That's if they decide to pursue it at all. For armed criminals interested in living to see another day, they'll see open carriers as more than an inconvenience. There may be one – but what if there's more? More importantly, attacking an open carrier outright generally jeopardizes “flying under the radar”. Certainly, those are some factors going into open carry.
The second big piece is comfort and holstering/re-holstering. Open carriers generally like being able to position their handguns outside the waistband and have an easier time drawing, firing, and re-holstering. Plus, with the right outside the waistband holster, it can be easily concealed beneath a jacket or sweater – meaning OWB holsters can still be a concealed carry option.
Advantages of Concealed Carry and IWB Holsters
When armed criminals enter a place, they can't immediately identify a concealed carrier. This gives the concealed carrier the opportunity to draw his pistol from his inside the waistband also called a iwb holster and effectively engage opponents at his pace – not theirs.
Additionally, sometimes armed criminals scout a place before hitting it. This means that a concealed carrier will fall beneath the purview of a criminal scouting a location. Armed criminals can't plan for what they can't see – and you've suddenly turned into that unpleasant surprise.
The biggest hindrance to concealed carry is the comfort and viability of its holsters. Ankle holsters are bulky and have a random track record in terms of retention. Shoulder holsters print badly and tend to provide safety concerns in some models. Additionally, when it comes to speed, the easiest draw point is close to the natural positioning of one's hands – the waistline.
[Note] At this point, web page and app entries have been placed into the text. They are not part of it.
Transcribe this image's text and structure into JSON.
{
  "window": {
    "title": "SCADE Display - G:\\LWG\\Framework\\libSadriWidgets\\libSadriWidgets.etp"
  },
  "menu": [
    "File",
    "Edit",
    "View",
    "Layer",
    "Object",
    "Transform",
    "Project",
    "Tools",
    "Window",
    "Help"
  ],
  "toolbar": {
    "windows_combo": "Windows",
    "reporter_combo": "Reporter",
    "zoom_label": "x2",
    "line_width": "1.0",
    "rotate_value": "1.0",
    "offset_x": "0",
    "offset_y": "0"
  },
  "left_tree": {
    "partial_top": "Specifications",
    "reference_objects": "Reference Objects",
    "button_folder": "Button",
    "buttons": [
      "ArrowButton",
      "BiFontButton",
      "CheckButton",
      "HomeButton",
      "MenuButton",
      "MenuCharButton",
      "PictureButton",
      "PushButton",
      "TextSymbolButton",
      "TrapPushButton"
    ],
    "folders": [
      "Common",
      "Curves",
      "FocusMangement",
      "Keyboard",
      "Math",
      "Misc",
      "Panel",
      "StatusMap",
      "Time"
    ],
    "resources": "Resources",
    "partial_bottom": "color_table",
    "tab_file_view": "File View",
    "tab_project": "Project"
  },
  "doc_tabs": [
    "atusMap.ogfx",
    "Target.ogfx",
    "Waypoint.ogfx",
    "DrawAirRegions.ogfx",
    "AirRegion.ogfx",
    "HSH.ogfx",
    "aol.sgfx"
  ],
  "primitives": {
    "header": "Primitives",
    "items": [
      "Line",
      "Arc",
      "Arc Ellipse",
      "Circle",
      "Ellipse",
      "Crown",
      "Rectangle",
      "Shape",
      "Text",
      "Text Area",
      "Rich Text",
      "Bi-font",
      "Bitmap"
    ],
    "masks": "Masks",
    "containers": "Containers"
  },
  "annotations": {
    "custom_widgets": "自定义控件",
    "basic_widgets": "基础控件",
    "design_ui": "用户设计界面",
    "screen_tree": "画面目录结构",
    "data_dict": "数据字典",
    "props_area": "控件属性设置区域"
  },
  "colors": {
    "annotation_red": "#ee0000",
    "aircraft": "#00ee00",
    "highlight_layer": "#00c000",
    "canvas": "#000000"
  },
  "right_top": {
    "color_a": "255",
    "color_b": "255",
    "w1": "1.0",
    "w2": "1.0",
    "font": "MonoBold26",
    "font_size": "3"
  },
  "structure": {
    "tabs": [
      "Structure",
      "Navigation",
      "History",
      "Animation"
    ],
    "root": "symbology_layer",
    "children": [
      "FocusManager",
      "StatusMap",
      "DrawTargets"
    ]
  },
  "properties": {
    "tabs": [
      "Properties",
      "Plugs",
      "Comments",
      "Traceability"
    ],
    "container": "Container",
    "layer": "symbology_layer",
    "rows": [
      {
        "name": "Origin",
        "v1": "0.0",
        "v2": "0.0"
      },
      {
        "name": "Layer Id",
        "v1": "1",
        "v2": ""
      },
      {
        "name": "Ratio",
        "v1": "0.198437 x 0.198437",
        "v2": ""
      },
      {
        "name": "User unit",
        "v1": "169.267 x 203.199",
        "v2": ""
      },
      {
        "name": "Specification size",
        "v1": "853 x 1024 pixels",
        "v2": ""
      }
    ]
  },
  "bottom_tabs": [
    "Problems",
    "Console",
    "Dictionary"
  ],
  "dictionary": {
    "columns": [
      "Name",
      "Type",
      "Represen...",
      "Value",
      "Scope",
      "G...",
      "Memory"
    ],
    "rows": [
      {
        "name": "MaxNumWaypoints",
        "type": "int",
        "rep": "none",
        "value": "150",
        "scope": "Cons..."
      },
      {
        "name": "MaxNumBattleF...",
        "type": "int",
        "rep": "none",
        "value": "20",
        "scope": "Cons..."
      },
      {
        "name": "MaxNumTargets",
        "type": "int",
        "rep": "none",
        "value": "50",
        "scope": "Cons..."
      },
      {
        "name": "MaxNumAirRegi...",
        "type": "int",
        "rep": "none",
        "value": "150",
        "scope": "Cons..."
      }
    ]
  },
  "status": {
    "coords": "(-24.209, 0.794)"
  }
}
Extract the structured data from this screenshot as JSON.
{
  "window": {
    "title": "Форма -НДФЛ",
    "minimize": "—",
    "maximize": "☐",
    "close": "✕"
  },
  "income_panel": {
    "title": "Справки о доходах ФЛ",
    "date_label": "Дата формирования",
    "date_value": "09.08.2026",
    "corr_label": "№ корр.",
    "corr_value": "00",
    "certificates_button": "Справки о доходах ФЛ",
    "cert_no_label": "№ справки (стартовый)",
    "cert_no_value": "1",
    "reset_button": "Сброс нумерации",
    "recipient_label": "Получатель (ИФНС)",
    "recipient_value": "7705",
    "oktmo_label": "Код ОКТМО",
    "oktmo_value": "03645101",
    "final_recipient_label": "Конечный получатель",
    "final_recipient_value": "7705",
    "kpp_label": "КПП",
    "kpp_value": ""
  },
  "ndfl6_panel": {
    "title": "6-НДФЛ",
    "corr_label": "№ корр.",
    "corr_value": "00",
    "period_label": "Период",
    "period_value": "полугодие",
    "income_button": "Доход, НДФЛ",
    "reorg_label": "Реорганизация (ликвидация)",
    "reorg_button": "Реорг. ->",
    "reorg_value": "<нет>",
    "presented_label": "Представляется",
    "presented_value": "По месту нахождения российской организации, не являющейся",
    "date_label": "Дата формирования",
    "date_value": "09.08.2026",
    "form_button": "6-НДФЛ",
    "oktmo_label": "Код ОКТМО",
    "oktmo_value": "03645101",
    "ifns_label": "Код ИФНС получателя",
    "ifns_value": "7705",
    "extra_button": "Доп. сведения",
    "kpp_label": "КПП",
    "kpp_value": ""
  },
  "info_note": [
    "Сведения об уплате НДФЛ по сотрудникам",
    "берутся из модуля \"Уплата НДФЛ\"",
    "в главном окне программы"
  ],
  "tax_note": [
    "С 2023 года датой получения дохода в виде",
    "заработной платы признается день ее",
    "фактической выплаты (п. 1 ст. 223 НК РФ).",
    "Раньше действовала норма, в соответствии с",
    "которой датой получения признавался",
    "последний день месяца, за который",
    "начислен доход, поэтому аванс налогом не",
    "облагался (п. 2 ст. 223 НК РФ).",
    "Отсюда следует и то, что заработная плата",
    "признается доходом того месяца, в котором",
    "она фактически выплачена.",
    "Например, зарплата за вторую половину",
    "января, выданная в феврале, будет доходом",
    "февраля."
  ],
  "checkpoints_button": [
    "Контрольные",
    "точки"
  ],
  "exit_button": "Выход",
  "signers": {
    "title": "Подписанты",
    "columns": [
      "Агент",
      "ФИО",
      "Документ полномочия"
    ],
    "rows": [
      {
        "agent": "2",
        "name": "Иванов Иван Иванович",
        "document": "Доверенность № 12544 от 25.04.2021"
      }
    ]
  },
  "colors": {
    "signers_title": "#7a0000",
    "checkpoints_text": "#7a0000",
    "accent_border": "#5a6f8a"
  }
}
Here is how to properly use and draw from an IWB Holster:
With a good inside the waistband holsters, your response time will increase considerably. But that's also why it needs to be comfortable. If you're able to put your IWB on without having to think of it as an inconvenience or a nuisance, you're more likely to use it.
This is where OWB tends to beat out IWB: comfort. But this can be allayed through using the right IWB holster with a sturdy gun belt.
Ultimately, open carry or inside the waistband – choose a holster that is comfortable, has adjustable retention, and positions to your draw style. This makes your holster an attractive option instead of an uncomfortable liability that you will leave at home after some time. If you go IWB, choose a holster that attaches with clips and has a neoprene back-pad to spread out the weight of the gun on your hip. This will also make it easier to carry while driving – a major obstacle for some concealed and open carriers.
When you drive, your holster and gun should stay on. The reason is simple – when you need it, it's there. If your holster isn't comfortable while driving in your vehicle, consider switching positions (4 o'clock versus 3 o'clock standard).
About The Author
James England (@sir_jim_england) is the contributing editor for Alien Gear Holsters. He is a veteran of Operation Iraqi Freedom and private defense contracting in Afghanistan.